Fear of the winter has given rise to desperation in the refugee camps where nothing more than tent sheeting stands between the displaced and the bitter cold.
“If the conflict continues, the refugee crisis could cause serious instability throughout in the region – the outcome could be catastrophic,” said Matthew Hollingworth, UNWFP’s Country Director in Syria.
Hollingworth said the cost of feeding Syria’s refugees was almost $1 billion in the past year, and would likely increase further
Hollingworth’s comments came as the heads of the UN and European Union aid agencies called for a "humanitarian ceasefire" in Syria to allow convoys to deliver help to areas that aid workers cannot reach.
The UN leaders were in Brussels to sign contracts which committed the European Commission to provide $202 million in aid to people affected by the Syrian crisis.
"A humanitarian ceasefire would allow aid convoys to deliver assistance to communities which remain out of our reach," a statement by the UN and EU leaders said, describing the Syria conflict as “the greatest humanitarian tragedy of our times.”
Aid workers have regularly complained that restrictions have been placed on their movement in Syria, particularly by the government of Syrian President Bashar Assad.
Blockades have been used mostly by the government but also on a smaller scale by rebels to prevent food and medicine entering besieged areas.

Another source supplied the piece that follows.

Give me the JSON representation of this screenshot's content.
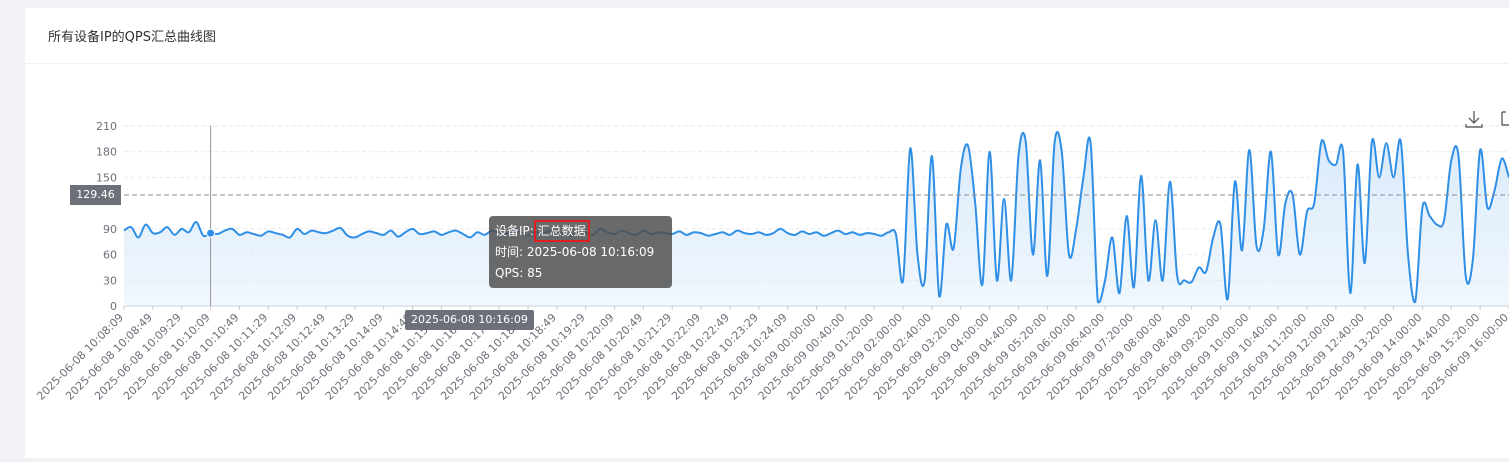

The UN plans to airlift more food, blankets, sleeping mats and kitchen sets to the northeast over the next two weeks after plans for ground shipments were scrapped due to the difficulty of negotiating with different factions on the ground.